This led to a steep rise in case numbers across the country. Prayuth, actually had a lot of public support for a lockdown, and was heavily criticized for allowing the holiday to go ahead.
On April 27, Prayuth’s cabinet handed all powers to handle the pandemic over to himself personally, making him totally responsible for the management of the outbreak. As cases and deaths continue to rise, Prayuth’s goodwill and popularity is falling as fast as the numbers are accumulating.
What Prayuth may have failed to see, is that political leaders who have dished out hard restrictions and lockdowns across the world, have generally increased in popularity electorally. A large percentage of Thais, with almost continual media exposure to the dangers of the pandemic, are living in fear. Prayuth’s management of this third wave, has been criticised as being hesitant, ad hoc, unresponsive, and callous. The former army general has politically made the mistake of not showing strength at a time when people wished him to be strong.
The covid break out in the state prisons, after student activist Panusaya Sithijirawattanakul upon her release after 59 days in prison on remand, on bail informed her Facebook followers, that she had contracted the virus. This forced the authorities to disclose that in excess of 3,000 cases have been diagnosed so far within the prison system. This led to outrage on social media and news comment sections. Well known blogger Richard Barrow speculated that authorities were only forced to disclose the outbreak, after the student protest leader made it public. Six weeks after Songkran, health experts are claiming that up to 5 percent of Bangkok’s population may have contracted covid-19.

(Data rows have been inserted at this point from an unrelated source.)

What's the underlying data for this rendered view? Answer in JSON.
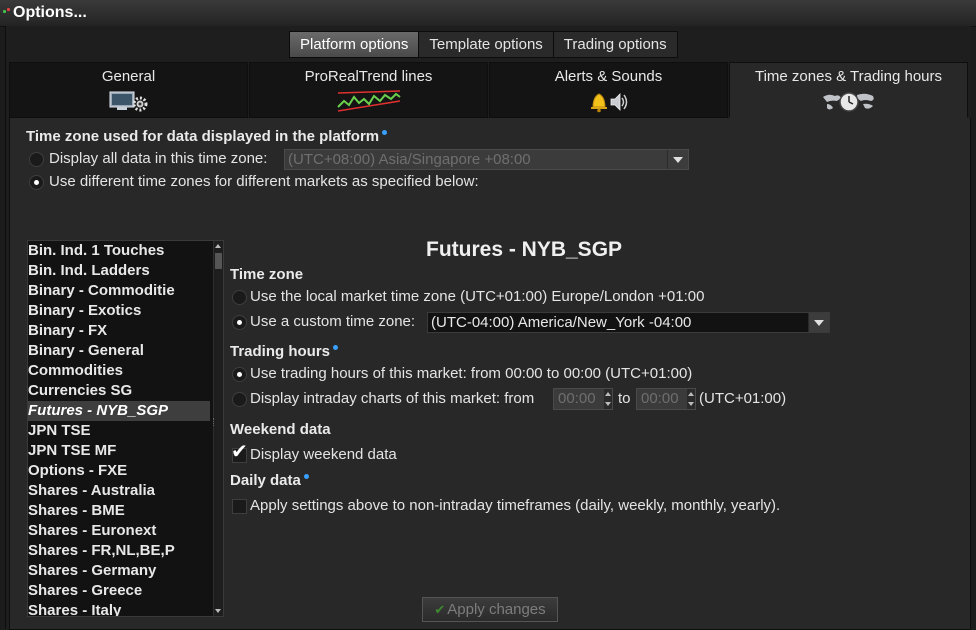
{
  "window": {
    "title": "Options..."
  },
  "top_tabs": [
    {
      "label": "Platform options",
      "active": true
    },
    {
      "label": "Template options",
      "active": false
    },
    {
      "label": "Trading options",
      "active": false
    }
  ],
  "main_tabs": [
    {
      "label": "General",
      "icon": "monitor-gear-icon",
      "active": false
    },
    {
      "label": "ProRealTrend lines",
      "icon": "trend-chart-icon",
      "active": false
    },
    {
      "label": "Alerts & Sounds",
      "icon": "bell-speaker-icon",
      "active": false
    },
    {
      "label": "Time zones & Trading hours",
      "icon": "globe-clock-icon",
      "active": true
    }
  ],
  "timezone_section": {
    "heading": "Time zone used for data displayed in the platform",
    "option_all_label": "Display all data in this time zone:",
    "option_all_value": "(UTC+08:00) Asia/Singapore +08:00",
    "option_different_label": "Use different time zones for different markets as specified below:"
  },
  "markets": [
    "Bin. Ind. 1 Touches",
    "Bin. Ind. Ladders",
    "Binary - Commoditie",
    "Binary - Exotics",
    "Binary - FX",
    "Binary - General",
    "Commodities",
    "Currencies SG",
    "Futures - NYB_SGP",
    "JPN TSE",
    "JPN TSE MF",
    "Options - FXE",
    "Shares - Australia",
    "Shares - BME",
    "Shares - Euronext",
    "Shares - FR,NL,BE,P",
    "Shares - Germany",
    "Shares - Greece",
    "Shares - Italy"
  ],
  "selected_market": "Futures - NYB_SGP",
  "detail": {
    "title": "Futures - NYB_SGP",
    "timezone_heading": "Time zone",
    "local_tz_label": "Use the local market time zone (UTC+01:00) Europe/London +01:00",
    "custom_tz_label": "Use a custom time zone:",
    "custom_tz_value": "(UTC-04:00) America/New_York -04:00",
    "trading_hours_heading": "Trading hours",
    "use_hours_label": "Use trading hours of this market: from 00:00 to 00:00 (UTC+01:00)",
    "intraday_label": "Display intraday charts of this market: from",
    "intraday_from": "00:00",
    "intraday_to_label": "to",
    "intraday_to": "00:00",
    "intraday_tz": "(UTC+01:00)",
    "weekend_heading": "Weekend data",
    "weekend_label": "Display weekend data",
    "daily_heading": "Daily data",
    "daily_label": "Apply settings above to non-intraday timeframes (daily, weekly, monthly, yearly)."
  },
  "apply_button": "Apply changes"
}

Prayuth, criticised for a slow rollout of vaccinations, and accused of ‘vaccine cronyism’, by controlling imports through the CP Group, was prepared to wait until Siam Bioscience, owned by a subsidiary of the Crown Property Bureau, is ready to roll out the locally manufactured AstraZeneca Covid-19 vaccine. Priority had initially gone to vaccinating people in the proposed “sandbox” tourism areas, planned to re-open to international tourism on 1st July. However, over the last couple of days, the vaccination program has been massively stepped up, becoming the government’s prime strategy in getting this current covid outbreak under control.

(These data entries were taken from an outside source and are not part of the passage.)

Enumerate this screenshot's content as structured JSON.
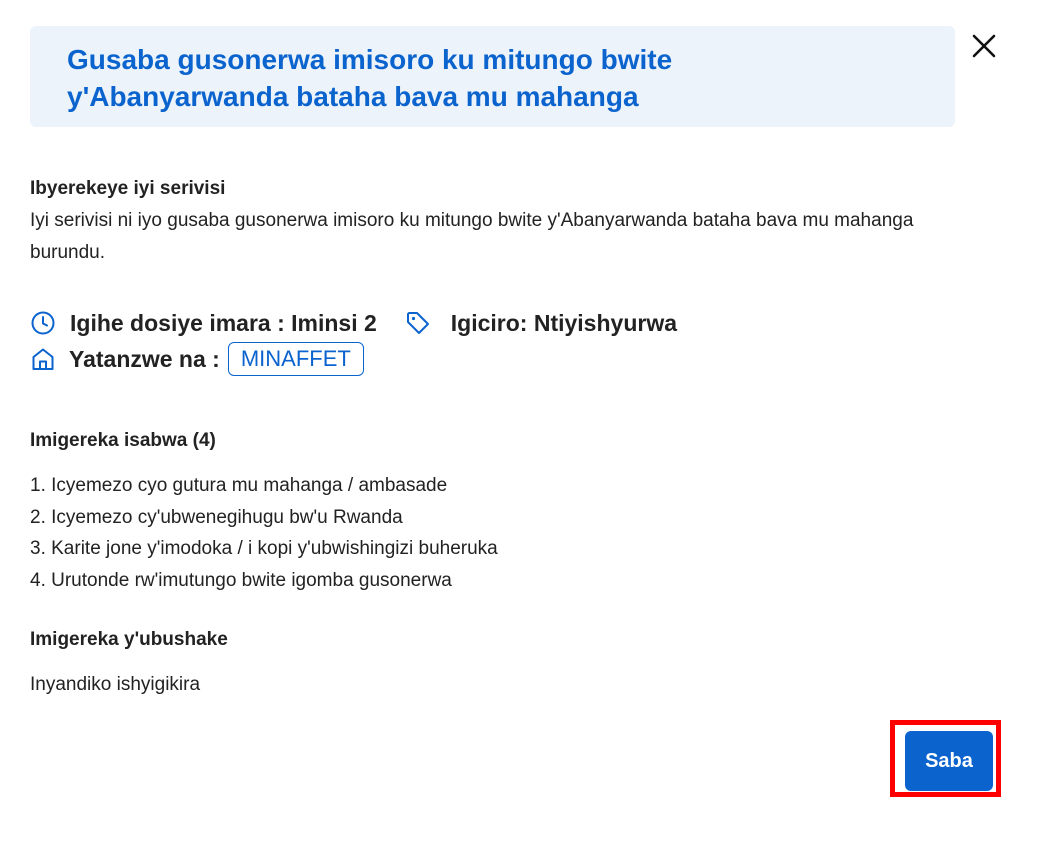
{
  "dialog": {
    "title": "Gusaba gusonerwa imisoro ku mitungo bwite y'Abanyarwanda bataha bava mu mahanga",
    "close_icon": "close-icon"
  },
  "description": {
    "heading": "Ibyerekeye iyi serivisi",
    "text": "Iyi serivisi ni iyo gusaba gusonerwa imisoro ku mitungo bwite y'Abanyarwanda bataha bava mu mahanga burundu."
  },
  "meta": {
    "duration": "Igihe dosiye imara : Iminsi 2",
    "price": "Igiciro: Ntiyishyurwa",
    "provider_label": "Yatanzwe na :",
    "provider": "MINAFFET",
    "icons": [
      "clock-icon",
      "tag-icon",
      "home-icon"
    ]
  },
  "required_docs": {
    "heading": "Imigereka isabwa (4)",
    "items": [
      "1. Icyemezo cyo gutura mu mahanga / ambasade",
      "2. Icyemezo cy'ubwenegihugu bw'u Rwanda",
      "3. Karite jone y'imodoka / i kopi y'ubwishingizi buheruka",
      "4. Urutonde rw'imutungo bwite igomba gusonerwa"
    ]
  },
  "optional_docs": {
    "heading": "Imigereka y'ubushake",
    "text": "Inyandiko ishyigikira"
  },
  "actions": {
    "apply_label": "Saba"
  },
  "colors": {
    "accent": "#0b63ce",
    "header_bg": "#edf3fa",
    "highlight": "#ff0000"
  }
}
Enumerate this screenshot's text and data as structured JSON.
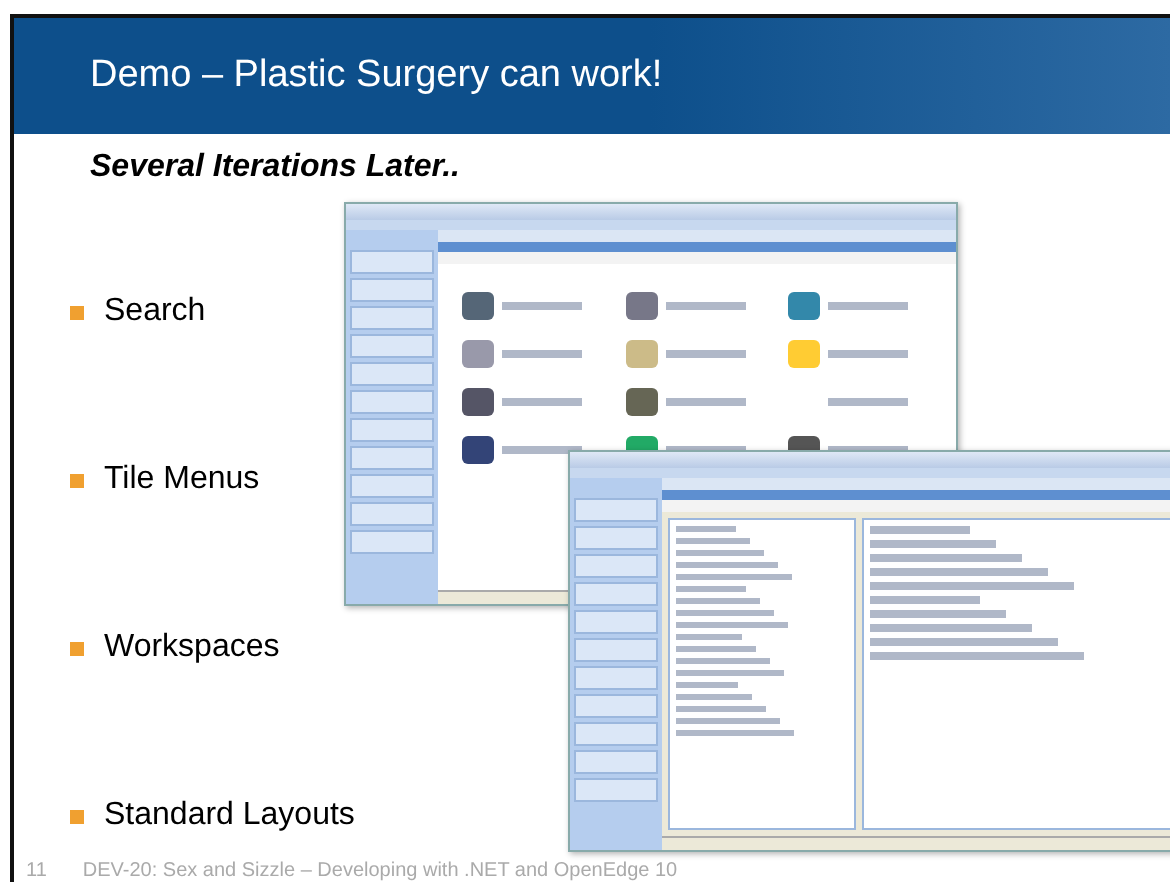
{
  "slide": {
    "title": "Demo – Plastic Surgery can work!",
    "subtitle": "Several Iterations Later..",
    "bullets": [
      "Search",
      "Tile Menus",
      "Workspaces",
      "Standard Layouts"
    ],
    "footer": {
      "page_number": "11",
      "text": "DEV-20: Sex and Sizzle – Developing with .NET and OpenEdge 10"
    }
  }
}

The Songkran decision has been Prayuth’s biggest mistake. Now the vaccination drive, might be Prayuth’s last political card he can play in his own personal survival. With the students of the streets, because of the pandemic, a “Let’s move countries” Facebook group, recently formed now has more than one million members who have given up on the Thai political system, and declare they would rather leave Thailand, than stay in the country with the current level of corruption, mismanagement, incompetence, and corruption of the government. Prayuth could have got away with the hypocrisy and lack of integrity of his ministers.

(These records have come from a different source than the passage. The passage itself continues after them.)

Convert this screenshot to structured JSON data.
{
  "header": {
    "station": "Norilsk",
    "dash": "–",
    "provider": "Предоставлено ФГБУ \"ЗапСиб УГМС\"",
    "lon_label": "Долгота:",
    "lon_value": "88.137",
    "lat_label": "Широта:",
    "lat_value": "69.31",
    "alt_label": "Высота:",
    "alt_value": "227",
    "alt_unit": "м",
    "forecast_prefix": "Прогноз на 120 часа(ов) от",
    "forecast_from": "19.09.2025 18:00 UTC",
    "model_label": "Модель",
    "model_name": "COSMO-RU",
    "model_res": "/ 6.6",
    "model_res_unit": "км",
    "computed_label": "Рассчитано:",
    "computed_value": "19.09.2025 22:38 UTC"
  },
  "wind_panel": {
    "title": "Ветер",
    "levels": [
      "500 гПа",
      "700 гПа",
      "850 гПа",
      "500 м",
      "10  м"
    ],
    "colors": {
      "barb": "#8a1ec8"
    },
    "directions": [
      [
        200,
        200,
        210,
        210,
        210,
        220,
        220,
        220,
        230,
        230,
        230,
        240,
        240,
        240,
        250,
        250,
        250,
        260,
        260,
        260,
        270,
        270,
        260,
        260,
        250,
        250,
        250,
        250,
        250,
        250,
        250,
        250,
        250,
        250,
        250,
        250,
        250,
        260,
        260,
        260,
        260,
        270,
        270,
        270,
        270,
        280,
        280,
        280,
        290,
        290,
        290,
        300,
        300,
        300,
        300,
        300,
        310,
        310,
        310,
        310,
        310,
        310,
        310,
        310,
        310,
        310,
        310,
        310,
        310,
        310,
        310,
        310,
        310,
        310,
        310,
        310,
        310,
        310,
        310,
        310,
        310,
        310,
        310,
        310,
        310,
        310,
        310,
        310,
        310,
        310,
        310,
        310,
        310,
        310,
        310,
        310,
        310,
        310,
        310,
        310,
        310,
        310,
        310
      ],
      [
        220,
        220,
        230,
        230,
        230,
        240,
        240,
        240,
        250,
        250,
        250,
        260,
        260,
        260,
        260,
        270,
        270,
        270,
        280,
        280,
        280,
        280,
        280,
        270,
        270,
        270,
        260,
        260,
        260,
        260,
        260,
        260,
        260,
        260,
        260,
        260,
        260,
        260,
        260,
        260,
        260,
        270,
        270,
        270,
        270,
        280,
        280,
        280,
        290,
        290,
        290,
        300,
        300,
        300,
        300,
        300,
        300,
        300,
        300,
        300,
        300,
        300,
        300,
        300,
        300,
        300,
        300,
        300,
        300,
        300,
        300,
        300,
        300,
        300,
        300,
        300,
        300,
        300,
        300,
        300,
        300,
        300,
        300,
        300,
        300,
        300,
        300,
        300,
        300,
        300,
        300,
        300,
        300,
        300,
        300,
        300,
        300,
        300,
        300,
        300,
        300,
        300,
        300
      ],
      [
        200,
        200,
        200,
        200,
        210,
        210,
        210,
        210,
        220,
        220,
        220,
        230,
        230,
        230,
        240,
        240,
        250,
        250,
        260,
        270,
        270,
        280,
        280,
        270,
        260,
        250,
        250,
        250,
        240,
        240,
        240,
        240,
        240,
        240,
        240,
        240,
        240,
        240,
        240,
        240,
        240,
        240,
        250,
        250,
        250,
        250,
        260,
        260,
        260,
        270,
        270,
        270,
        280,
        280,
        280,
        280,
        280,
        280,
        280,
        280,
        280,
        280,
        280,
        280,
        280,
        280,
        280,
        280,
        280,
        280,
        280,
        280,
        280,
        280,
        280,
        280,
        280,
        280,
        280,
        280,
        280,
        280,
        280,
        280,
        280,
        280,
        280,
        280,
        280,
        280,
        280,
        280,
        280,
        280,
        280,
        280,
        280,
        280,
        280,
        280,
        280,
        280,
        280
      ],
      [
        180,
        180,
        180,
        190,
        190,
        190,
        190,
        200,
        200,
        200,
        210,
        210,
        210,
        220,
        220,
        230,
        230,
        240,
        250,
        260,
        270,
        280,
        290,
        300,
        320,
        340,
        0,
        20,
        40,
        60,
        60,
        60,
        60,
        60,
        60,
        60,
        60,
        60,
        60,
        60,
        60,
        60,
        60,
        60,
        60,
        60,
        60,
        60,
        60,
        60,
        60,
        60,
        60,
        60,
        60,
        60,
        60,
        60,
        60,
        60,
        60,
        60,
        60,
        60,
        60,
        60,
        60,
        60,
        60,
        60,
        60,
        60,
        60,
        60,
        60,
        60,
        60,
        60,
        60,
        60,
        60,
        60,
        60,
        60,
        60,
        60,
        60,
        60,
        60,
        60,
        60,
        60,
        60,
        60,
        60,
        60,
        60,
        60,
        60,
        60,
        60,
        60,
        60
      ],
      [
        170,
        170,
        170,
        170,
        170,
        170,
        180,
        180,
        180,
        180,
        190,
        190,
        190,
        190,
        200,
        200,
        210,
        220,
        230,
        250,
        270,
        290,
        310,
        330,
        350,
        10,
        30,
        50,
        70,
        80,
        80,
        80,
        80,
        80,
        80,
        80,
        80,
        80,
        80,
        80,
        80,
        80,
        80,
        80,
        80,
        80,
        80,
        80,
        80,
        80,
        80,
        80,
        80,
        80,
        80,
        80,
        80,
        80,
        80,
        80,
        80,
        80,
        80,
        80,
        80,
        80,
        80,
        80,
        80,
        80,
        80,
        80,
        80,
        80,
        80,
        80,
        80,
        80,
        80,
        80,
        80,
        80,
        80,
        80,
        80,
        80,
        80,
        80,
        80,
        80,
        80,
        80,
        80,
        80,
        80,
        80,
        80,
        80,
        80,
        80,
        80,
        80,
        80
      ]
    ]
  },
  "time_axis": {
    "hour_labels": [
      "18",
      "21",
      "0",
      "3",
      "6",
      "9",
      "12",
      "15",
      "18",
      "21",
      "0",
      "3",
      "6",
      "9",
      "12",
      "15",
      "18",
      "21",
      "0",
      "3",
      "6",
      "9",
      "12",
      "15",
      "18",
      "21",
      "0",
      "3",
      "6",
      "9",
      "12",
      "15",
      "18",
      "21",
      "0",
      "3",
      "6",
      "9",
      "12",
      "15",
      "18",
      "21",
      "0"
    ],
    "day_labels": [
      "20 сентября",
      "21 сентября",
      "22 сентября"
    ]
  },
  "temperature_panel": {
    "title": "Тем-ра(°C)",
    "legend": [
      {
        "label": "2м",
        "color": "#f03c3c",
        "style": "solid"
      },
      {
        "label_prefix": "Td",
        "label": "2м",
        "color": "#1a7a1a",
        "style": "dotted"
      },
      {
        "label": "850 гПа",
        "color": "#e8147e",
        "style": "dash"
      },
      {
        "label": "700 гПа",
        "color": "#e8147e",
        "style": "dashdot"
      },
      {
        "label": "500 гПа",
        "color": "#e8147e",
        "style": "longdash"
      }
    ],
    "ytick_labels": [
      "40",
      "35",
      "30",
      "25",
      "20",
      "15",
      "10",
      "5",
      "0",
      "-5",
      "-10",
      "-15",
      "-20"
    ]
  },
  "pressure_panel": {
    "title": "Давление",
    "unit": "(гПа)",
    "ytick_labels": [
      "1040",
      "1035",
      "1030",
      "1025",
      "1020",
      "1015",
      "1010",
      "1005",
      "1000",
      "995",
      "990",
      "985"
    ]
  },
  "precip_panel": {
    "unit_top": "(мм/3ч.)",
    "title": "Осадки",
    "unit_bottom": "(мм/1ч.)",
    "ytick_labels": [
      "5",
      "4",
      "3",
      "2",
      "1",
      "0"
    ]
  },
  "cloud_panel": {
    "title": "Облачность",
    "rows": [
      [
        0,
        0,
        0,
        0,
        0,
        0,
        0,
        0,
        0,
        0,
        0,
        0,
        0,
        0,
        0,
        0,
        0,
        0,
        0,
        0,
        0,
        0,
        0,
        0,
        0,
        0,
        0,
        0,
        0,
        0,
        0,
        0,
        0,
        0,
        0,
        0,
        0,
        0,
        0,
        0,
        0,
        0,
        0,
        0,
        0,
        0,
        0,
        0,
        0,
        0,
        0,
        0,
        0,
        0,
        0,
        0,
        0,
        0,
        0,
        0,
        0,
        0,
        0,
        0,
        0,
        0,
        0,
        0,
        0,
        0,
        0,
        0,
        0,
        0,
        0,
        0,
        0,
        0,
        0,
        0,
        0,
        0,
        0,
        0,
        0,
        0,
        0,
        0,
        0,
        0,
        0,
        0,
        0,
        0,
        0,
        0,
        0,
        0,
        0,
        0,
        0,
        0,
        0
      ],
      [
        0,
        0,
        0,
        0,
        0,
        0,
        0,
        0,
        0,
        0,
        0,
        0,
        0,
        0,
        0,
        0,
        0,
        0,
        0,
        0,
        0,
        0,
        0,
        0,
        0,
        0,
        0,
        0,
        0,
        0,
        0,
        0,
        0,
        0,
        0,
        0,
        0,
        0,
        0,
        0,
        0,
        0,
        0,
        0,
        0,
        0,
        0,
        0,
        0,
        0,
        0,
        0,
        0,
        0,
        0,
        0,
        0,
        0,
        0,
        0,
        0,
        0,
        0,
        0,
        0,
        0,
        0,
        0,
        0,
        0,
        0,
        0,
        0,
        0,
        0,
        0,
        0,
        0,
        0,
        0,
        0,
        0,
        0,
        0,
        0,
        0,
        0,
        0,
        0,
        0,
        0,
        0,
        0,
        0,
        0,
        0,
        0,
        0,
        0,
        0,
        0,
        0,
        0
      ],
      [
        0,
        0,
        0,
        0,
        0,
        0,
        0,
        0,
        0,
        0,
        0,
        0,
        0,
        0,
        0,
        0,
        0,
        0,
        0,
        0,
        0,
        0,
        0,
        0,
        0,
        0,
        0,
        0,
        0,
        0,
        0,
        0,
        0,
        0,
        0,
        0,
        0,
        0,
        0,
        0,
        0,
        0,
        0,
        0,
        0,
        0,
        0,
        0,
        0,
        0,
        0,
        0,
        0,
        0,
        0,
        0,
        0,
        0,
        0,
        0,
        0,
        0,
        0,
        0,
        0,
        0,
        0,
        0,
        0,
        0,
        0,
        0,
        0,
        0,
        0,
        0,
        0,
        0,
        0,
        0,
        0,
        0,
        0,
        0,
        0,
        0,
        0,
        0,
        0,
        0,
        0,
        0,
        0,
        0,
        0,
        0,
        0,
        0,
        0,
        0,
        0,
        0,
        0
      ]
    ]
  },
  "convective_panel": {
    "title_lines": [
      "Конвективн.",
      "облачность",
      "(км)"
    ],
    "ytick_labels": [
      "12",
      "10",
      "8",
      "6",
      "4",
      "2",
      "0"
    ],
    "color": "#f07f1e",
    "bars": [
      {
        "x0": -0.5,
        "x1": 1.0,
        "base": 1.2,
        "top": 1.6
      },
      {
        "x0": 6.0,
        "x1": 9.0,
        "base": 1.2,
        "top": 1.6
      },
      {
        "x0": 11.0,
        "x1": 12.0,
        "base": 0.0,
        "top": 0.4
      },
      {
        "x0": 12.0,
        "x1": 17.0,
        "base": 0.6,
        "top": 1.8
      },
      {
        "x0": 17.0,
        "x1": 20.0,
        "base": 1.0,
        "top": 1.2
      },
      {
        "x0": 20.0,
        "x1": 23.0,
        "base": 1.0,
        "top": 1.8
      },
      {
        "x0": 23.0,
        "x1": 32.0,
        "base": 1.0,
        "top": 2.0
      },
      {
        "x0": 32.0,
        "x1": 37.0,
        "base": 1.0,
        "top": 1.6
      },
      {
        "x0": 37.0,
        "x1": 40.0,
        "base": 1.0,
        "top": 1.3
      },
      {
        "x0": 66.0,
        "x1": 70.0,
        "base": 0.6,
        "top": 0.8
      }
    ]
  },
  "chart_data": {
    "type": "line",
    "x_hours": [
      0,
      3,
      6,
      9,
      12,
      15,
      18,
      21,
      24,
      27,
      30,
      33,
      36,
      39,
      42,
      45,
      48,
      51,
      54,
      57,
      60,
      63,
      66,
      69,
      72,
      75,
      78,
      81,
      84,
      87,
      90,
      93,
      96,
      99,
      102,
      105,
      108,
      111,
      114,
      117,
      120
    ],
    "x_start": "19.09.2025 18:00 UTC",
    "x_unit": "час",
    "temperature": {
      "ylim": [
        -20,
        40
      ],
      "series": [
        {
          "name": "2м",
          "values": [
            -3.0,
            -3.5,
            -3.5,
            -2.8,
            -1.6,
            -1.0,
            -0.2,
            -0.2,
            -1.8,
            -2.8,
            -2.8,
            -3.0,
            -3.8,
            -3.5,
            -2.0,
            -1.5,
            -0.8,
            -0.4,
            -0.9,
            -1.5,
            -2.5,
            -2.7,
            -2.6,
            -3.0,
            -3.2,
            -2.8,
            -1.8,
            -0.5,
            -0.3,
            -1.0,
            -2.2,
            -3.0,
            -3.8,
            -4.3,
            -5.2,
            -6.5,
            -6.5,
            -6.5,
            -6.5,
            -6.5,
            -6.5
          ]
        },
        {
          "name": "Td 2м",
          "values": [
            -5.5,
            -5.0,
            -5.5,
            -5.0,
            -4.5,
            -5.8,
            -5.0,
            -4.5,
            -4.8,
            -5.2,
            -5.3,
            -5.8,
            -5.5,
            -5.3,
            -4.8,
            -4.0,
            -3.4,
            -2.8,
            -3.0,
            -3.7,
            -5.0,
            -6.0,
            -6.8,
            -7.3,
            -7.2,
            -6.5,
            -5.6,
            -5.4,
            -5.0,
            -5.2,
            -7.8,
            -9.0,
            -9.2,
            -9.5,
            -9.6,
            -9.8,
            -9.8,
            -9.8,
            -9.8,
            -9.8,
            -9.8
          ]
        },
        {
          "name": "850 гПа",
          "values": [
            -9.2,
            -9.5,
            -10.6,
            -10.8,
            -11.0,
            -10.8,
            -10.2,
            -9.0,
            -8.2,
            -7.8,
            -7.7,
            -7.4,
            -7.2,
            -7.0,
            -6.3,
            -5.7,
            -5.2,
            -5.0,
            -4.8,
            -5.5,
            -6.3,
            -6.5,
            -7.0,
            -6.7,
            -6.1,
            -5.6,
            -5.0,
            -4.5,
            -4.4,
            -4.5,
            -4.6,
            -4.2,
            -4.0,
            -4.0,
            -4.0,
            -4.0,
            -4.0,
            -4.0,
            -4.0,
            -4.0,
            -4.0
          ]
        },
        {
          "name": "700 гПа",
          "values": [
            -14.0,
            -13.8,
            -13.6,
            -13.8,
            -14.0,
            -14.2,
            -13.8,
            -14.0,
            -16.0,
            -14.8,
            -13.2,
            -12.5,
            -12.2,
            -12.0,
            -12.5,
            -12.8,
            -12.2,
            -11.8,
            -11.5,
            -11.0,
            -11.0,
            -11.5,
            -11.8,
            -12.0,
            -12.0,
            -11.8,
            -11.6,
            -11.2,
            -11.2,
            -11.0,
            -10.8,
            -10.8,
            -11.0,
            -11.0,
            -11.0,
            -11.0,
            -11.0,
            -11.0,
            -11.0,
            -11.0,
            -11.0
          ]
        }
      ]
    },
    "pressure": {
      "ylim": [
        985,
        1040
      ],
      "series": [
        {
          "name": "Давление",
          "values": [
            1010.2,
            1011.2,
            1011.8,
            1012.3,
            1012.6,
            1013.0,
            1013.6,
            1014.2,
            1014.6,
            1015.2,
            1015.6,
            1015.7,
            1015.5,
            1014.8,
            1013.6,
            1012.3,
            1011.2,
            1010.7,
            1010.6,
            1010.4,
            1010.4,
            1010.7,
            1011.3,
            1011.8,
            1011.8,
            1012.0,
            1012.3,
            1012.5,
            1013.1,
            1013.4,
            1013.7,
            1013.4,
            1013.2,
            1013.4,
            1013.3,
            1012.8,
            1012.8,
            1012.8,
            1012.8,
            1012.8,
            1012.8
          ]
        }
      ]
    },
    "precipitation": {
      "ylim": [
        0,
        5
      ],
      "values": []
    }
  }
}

Prayuth’s milocracy faces a period of uncertainty. There is fear within the Thai community, and blame is being projected onto Prayuth for what has happened. Many people within the Thai conservative middleclass are disappointed with the hypocrisy within the government. Saving Thailand from pandemic disaster will require a lot of hard work, and some luck. The economy is taking the hit that Prayuth was actually trying to avoid before Songkran. Finally, there is conjecture about the health of the monarch himself, who is reported to be in hospital ICU with covid like symptoms.
This will be a major test of Prayuth’s milocracy.